Harvest/winery COVID protocols: Our team is small and naturally spaced out during harvest and taking proper precautions. Once wineries can open again, we will continue to limit the number of people in the tasting room and will situate guests on the outdoor patio, lawn and event center with plenty of room.
General Manager Jennifer McInnis: We are getting more fruit this year than in the past from the Texas Hill Country with harvest getting underway around July 27 with Tannat from our estate vineyard, Lost Pirogue Vineyard, and Tempranillo from a nearby vineyard. All of our Picpoul this year will come from the estate vineyard. We are anticipating a great Malbec harvest from Cherokee Rose Vineyard in Comfort. We are about to release the first Malbec Reserve from that vineyard. I am very excited about the quality of our fruit this year – its intensity and concentration is really exceptional. We will get some fruit from the Texas High Plains; overall, the fruit will come from smaller lots from multiple vineyards.
Given harvest will be made up of smaller lots, we will not use the flash détente technology as much this year, and instead, will focus on small-batch, whole-berry fermentation and cryomaceration. We will use this opportunity to make more reserve and special selection wines.
It’s a bit of a relief the 2020 will not deliver a bumper crop like the past two years. Everybody got more fruit than they committed for last year. With our tasting room closed since March and lower sales, it would have been difficult to take on additional fruit from a big crop.
Harvest/winery COVID protocols: We will maintain our health and safety protocols as we shift more and more of our activities to the winery. We will continue practicing social distancing, mandating face coverings, and using UV-C wands on purchases and UV-C lamps in the restrooms. Additionally, the ozone machine is run weekly in the production facility and we have installed smaller units in the restrooms and tasting rooms.
Because of the intensity of the pandemic, Dr. Bob Young considers the risk too high to allow service indoors. Our team has developed protocols to provide outdoor service when Bending Branch reopens.
Vineyard Manager Travis Conley: We are expecting normal yields from our Comanche and Newburg Vineyards and fruit quality is looking great; our Muscat of Alexandria and Nero d’Avola look spectacular. We will start harvesting Viognier the week of July 20 (which is one of our earliest harvest dates), followed by Semillon, Tempranillo, Muscat, and Nero. Given the heat and drought, I expect this to be a fast-and-furious harvest, harvesting one variety after another, and picking everything by the end of August (last year, we completed our estate harvest about mid-September). Things are moving slower in the Texas High Plains; while we get much lower yields than normal from the growers there, the quality looks great.
Harvest/winery COVID protocols: We have a small team that has been highly focused on safe and healthy practices. The vineyard layout promotes social distancing, and once we start pressing, we will require face coverings, frequent hand washing, and using hand sanitizers frequently.

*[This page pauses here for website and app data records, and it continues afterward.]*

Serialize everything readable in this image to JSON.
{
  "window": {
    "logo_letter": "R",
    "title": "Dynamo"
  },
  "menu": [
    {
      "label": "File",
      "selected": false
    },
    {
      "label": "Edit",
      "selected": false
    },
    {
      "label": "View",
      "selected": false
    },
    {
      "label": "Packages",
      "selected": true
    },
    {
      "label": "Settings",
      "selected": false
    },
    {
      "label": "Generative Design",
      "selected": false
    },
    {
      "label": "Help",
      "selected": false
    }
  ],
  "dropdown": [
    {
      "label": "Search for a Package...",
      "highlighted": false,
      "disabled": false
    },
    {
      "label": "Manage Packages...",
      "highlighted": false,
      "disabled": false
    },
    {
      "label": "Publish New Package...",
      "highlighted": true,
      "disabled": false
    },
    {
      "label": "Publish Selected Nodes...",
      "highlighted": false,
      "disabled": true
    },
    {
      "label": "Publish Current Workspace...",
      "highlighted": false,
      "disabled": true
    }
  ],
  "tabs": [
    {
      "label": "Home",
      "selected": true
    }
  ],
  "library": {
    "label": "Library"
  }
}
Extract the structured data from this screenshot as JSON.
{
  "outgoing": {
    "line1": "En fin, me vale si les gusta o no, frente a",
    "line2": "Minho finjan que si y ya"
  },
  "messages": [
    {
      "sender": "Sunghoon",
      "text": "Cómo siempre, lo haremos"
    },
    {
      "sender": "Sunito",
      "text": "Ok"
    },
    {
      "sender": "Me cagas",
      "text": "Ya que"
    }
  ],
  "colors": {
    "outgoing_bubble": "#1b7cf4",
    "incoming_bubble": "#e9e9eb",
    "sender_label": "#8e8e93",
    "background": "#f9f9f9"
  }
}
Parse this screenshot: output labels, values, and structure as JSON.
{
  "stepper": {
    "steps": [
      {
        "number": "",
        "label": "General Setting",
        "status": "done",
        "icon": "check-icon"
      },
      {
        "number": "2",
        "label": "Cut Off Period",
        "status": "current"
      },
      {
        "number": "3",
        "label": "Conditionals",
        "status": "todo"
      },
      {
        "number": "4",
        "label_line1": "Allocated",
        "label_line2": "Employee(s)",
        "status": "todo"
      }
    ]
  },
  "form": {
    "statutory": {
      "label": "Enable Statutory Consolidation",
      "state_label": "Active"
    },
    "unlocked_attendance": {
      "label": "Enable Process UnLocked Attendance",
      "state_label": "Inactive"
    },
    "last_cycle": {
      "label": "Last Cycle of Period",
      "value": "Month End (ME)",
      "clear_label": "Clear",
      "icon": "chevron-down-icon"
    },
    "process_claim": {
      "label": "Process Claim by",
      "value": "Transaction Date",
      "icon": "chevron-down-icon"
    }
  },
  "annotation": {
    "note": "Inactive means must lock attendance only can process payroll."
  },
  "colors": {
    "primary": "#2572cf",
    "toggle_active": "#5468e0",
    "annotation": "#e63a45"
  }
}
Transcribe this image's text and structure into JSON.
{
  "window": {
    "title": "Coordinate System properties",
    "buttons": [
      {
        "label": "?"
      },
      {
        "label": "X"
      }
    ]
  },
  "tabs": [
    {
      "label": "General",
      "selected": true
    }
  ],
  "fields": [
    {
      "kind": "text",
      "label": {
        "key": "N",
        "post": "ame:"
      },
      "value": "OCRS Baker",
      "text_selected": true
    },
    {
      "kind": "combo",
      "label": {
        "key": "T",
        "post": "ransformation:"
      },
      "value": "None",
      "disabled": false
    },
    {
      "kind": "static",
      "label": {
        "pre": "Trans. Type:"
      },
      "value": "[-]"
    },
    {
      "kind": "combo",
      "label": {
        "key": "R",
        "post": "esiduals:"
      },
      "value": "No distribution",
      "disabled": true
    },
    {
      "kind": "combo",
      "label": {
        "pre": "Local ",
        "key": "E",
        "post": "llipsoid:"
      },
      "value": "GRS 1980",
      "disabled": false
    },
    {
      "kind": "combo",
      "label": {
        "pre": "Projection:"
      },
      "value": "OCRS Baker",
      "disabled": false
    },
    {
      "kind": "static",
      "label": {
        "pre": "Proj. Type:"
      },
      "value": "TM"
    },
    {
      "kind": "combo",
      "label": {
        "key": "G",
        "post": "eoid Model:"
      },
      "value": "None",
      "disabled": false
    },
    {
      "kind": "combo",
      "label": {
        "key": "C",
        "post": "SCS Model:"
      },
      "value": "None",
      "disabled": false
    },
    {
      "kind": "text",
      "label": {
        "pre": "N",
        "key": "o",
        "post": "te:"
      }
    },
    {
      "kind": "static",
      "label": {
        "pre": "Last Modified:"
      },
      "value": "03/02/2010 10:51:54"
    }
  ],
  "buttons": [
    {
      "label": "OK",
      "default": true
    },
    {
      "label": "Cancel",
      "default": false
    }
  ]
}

Winemaker Dave Reilly: 2020 will go down in history for many reasons; a bumper crop will not be one of them. Due to the freeze event last October on the Texas High Plains, we are not expecting to harvest any white wine grapes this year except for Roussanne. We expect very low yields from the red varieties with the exception of Sangiovese. Fingers crossed for 2021.
Harvest/winery COVID protocols: The winery crew is taking strict safety precautions at and outside of work, wearing face coverings, washing hands, using sanitizer, and practicing social distancing.